● DESCRIPTION OF THE TASK
Please copy every line of the data in which the string "icon" appears.

[Element data from apps and pages]
================================

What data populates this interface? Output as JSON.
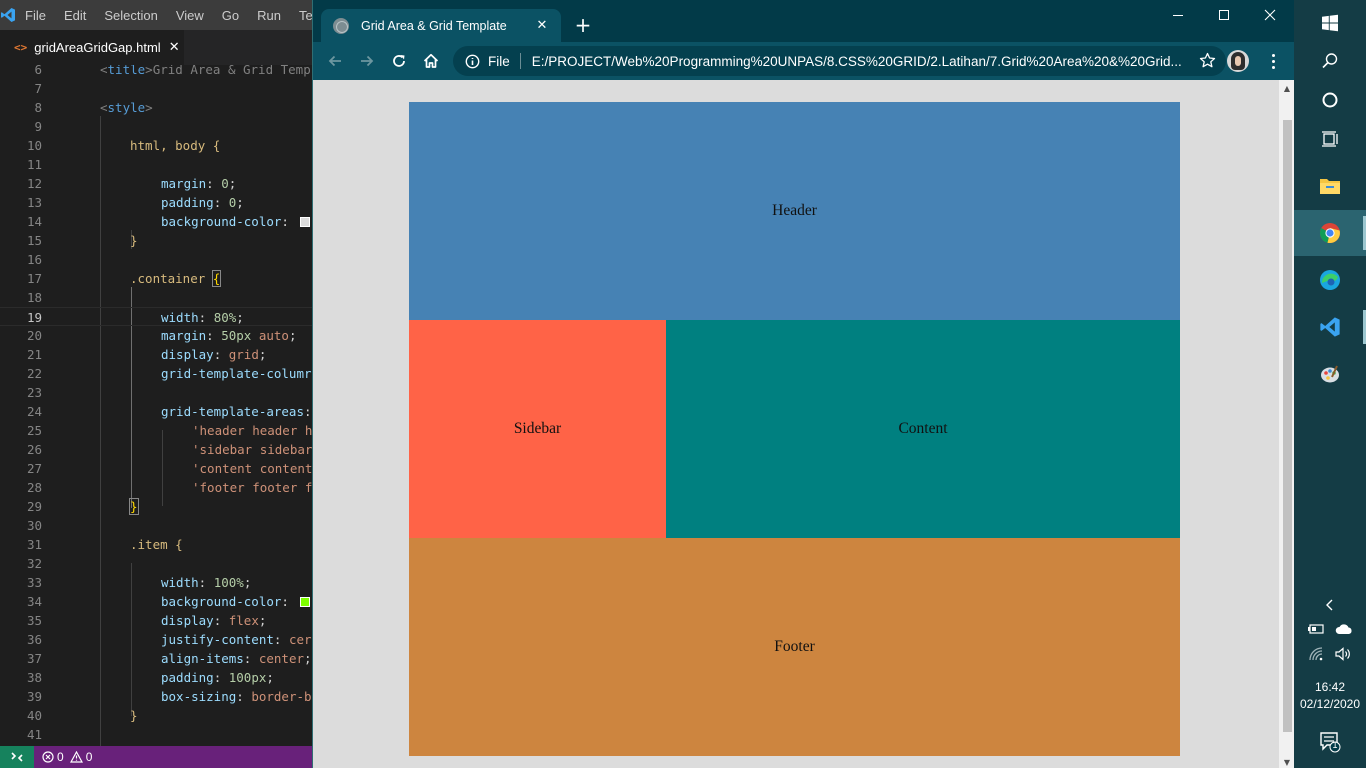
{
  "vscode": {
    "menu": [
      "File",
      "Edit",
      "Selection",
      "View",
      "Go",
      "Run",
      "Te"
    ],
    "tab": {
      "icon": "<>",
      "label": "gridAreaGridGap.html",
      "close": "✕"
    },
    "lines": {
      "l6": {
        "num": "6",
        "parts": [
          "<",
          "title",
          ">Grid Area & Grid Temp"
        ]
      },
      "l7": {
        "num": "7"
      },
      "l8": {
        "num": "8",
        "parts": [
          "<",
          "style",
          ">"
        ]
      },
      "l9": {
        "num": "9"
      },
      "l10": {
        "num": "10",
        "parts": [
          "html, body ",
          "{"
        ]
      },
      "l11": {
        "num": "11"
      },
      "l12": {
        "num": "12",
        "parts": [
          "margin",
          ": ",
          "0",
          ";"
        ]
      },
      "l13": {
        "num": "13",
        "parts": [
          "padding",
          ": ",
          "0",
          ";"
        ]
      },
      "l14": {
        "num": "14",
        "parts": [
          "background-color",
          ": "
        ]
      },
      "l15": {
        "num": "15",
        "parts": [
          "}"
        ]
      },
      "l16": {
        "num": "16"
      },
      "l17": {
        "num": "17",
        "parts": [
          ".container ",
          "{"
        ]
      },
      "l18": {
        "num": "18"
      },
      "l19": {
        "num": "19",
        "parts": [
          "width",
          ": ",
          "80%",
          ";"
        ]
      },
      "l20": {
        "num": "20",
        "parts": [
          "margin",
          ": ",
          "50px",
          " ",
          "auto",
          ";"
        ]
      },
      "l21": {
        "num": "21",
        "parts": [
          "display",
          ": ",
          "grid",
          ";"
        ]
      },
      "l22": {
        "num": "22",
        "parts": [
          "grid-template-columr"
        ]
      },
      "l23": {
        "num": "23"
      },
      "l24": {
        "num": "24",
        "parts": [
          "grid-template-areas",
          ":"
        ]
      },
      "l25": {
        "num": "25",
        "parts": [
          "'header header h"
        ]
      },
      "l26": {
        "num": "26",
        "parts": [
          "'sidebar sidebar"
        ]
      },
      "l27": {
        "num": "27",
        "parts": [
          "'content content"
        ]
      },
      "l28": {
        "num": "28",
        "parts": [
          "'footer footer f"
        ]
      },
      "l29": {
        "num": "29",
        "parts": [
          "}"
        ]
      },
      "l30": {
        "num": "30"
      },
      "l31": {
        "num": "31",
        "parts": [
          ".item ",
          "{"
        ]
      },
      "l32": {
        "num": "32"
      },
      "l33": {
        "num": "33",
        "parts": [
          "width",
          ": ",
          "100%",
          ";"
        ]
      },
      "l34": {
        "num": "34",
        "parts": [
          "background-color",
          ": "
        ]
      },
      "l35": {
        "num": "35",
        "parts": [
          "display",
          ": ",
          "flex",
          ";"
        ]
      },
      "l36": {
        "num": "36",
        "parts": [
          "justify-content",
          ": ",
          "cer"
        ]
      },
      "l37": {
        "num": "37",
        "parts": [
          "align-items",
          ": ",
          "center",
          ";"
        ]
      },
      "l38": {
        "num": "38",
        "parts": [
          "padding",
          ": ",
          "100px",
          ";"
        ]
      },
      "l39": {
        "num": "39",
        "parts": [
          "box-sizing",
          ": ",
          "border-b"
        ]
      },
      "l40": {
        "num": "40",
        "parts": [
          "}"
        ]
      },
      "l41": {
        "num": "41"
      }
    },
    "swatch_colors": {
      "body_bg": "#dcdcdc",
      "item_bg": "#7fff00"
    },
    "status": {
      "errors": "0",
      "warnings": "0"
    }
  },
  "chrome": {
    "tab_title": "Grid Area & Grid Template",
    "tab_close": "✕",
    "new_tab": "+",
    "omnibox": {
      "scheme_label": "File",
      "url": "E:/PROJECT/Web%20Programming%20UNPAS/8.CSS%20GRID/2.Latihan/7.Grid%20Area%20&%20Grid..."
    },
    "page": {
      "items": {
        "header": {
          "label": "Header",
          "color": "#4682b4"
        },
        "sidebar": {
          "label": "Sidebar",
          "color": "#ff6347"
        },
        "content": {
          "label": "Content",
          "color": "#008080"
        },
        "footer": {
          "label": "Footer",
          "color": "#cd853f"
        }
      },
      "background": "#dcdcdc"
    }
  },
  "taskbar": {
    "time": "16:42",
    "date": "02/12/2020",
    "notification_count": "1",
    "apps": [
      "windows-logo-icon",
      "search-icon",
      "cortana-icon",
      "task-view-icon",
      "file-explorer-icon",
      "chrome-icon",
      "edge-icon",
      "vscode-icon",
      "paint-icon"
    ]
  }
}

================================

● RESPONSE BELOW
      "icon": "<>",
      "windows-logo-icon",
      "search-icon",
      "cortana-icon",
      "task-view-icon",
      "file-explorer-icon",
      "chrome-icon",
      "edge-icon",
      "vscode-icon",
      "paint-icon"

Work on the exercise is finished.